(Data records for software interfaces)
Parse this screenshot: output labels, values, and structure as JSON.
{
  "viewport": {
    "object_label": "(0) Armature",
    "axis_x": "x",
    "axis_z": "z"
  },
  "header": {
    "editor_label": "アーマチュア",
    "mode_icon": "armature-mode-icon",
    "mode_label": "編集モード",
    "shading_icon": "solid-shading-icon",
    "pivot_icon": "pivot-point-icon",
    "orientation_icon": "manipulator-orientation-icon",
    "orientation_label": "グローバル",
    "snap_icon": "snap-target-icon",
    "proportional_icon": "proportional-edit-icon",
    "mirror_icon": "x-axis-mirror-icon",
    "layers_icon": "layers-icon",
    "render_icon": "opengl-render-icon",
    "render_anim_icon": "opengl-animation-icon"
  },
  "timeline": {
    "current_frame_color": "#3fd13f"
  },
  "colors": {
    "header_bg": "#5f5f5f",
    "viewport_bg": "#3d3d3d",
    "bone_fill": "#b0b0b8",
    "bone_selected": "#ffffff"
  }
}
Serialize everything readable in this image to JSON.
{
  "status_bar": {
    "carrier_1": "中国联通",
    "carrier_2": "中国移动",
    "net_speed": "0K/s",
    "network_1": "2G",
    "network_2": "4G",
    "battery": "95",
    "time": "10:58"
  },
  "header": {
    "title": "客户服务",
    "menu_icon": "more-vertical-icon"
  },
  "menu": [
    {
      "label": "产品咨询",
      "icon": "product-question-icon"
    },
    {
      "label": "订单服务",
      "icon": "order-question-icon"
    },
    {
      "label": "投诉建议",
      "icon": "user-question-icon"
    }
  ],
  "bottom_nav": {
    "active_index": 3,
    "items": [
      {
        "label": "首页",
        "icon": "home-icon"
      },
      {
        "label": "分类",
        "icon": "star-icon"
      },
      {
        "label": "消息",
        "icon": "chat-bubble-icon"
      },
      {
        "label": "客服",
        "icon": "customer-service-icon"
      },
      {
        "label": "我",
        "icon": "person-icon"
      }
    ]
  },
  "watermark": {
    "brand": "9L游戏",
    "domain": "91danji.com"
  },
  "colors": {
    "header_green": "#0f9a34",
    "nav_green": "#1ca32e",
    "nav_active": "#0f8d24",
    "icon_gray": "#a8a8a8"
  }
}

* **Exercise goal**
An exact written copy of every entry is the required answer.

* **Your solution**
Parse this screenshot: output labels, values, and structure as JSON.
{
  "viewport": {
    "object_label": "(0) Armature",
    "axis_x": "x",
    "axis_z": "z"
  },
  "header": {
    "editor_label": "アーマチュア",
    "mode_icon": "armature-mode-icon",
    "mode_label": "編集モード",
    "shading_icon": "solid-shading-icon",
    "pivot_icon": "pivot-point-icon",
    "orientation_icon": "manipulator-orientation-icon",
    "orientation_label": "グローバル",
    "snap_icon": "snap-target-icon",
    "proportional_icon": "proportional-edit-icon",
    "mirror_icon": "x-axis-mirror-icon",
    "layers_icon": "layers-icon",
    "render_icon": "opengl-render-icon",
    "render_anim_icon": "opengl-animation-icon"
  },
  "timeline": {
    "current_frame_color": "#3fd13f"
  },
  "colors": {
    "header_bg": "#5f5f5f",
    "viewport_bg": "#3d3d3d",
    "bone_fill": "#b0b0b8",
    "bone_selected": "#ffffff"
  }
}
Serialize everything readable in this image to JSON.
{
  "status_bar": {
    "carrier_1": "中国联通",
    "carrier_2": "中国移动",
    "net_speed": "0K/s",
    "network_1": "2G",
    "network_2": "4G",
    "battery": "95",
    "time": "10:58"
  },
  "header": {
    "title": "客户服务",
    "menu_icon": "more-vertical-icon"
  },
  "menu": [
    {
      "label": "产品咨询",
      "icon": "product-question-icon"
    },
    {
      "label": "订单服务",
      "icon": "order-question-icon"
    },
    {
      "label": "投诉建议",
      "icon": "user-question-icon"
    }
  ],
  "bottom_nav": {
    "active_index": 3,
    "items": [
      {
        "label": "首页",
        "icon": "home-icon"
      },
      {
        "label": "分类",
        "icon": "star-icon"
      },
      {
        "label": "消息",
        "icon": "chat-bubble-icon"
      },
      {
        "label": "客服",
        "icon": "customer-service-icon"
      },
      {
        "label": "我",
        "icon": "person-icon"
      }
    ]
  },
  "watermark": {
    "brand": "9L游戏",
    "domain": "91danji.com"
  },
  "colors": {
    "header_green": "#0f9a34",
    "nav_green": "#1ca32e",
    "nav_active": "#0f8d24",
    "icon_gray": "#a8a8a8"
  }
}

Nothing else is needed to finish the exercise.